CVE Vulnerabilities

CVE-2019-17041

Out-of-bounds Write

Published: Oct 07, 2019 | Modified: Dec 06, 2021
CVSS 3.x
9.8
CRITICAL
Source:
NVD
CVSS:3.1/AV:N/AC:L/PR:N/UI:N/S:U/C:H/I:H/A:H
CVSS 2.x
7.5 HIGH
AV:N/AC:L/Au:N/C:P/I:P/A:P
RedHat/V2
RedHat/V3
7.5 MODERATE
CVSS:3.0/AV:N/AC:L/PR:N/UI:N/S:U/C:N/I:N/A:H
Ubuntu

An issue was discovered in Rsyslog v8.1908.0. contrib/pmaixforwardedfrom/pmaixforwardedfrom.c has a heap overflow in the parser for AIX log messages. The parser tries to locate a log message delimiter (in this case, a space or a colon) but fails to account for strings that do not satisfy this constraint. If the string does not match, then the variable lenMsg will reach the value zero and will skip the sanity check that detects invalid log messages. The message will then be considered valid, and the parser will eat up the nonexistent colon delimiter. In doing so, it will decrement lenMsg, a signed integer, whose value was zero and now becomes minus one. The following step in the parser is to shift left the contents of the message. To do this, it will call memmove with the right pointers to the target and destination strings, but the lenMsg will now be interpreted as a huge value, causing a heap overflow.

Weakness

The software writes data past the end, or before the beginning, of the intended buffer.

Affected Software

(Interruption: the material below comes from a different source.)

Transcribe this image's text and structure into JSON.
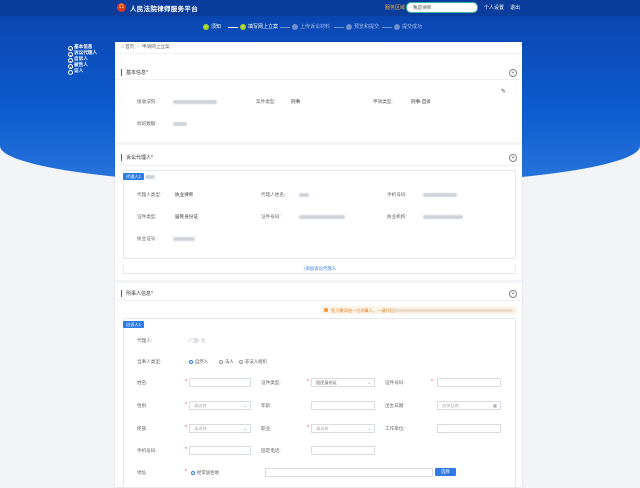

Name Vendor Start Version End Version
Rsyslog Rsyslog 8.1908.0 8.1908.0
Red Hat Ansible Tower 3.5 for RHEL 7 RedHat ansible-tower-35/ansible-tower:3.5.6-1 *
Red Hat Ansible Tower 3.6 for RHEL 7 RedHat ansible-tower-36/ansible-tower:3.6.4-1 *
Red Hat Enterprise Linux 7 RedHat rsyslog-0:8.24.0-52.el7 *
Red Hat Enterprise Linux 8 RedHat rsyslog-0:8.1911.0-3.el8 *
Rsyslog Ubuntu bionic *
Rsyslog Ubuntu disco *
Rsyslog Ubuntu eoan *
Rsyslog Ubuntu esm-infra/xenial *
Rsyslog Ubuntu precise/esm *
Rsyslog Ubuntu trusty *
Rsyslog Ubuntu upstream *
Rsyslog Ubuntu xenial *

Potential Mitigations

  • Use a language that does not allow this weakness to occur or provides constructs that make this weakness easier to avoid.

  • For example, many languages that perform their own memory management, such as Java and Perl, are not subject to buffer overflows. Other languages, such as Ada and C#, typically provide overflow protection, but the protection can be disabled by the programmer.

  • Be wary that a language’s interface to native code may still be subject to overflows, even if the language itself is theoretically safe.

  • Use a vetted library or framework that does not allow this weakness to occur or provides constructs that make this weakness easier to avoid.

  • Examples include the Safe C String Library (SafeStr) by Messier and Viega [REF-57], and the Strsafe.h library from Microsoft [REF-56]. These libraries provide safer versions of overflow-prone string-handling functions.

  • Run or compile the software using features or extensions that automatically provide a protection mechanism that mitigates or eliminates buffer overflows.

  • For example, certain compilers and extensions provide automatic buffer overflow detection mechanisms that are built into the compiled code. Examples include the Microsoft Visual Studio /GS flag, Fedora/Red Hat FORTIFY_SOURCE GCC flag, StackGuard, and ProPolice.

  • Consider adhering to the following rules when allocating and managing an application’s memory:

  • Run or compile the software using features or extensions that randomly arrange the positions of a program’s executable and libraries in memory. Because this makes the addresses unpredictable, it can prevent an attacker from reliably jumping to exploitable code.

  • Examples include Address Space Layout Randomization (ASLR) [REF-58] [REF-60] and Position-Independent Executables (PIE) [REF-64].

References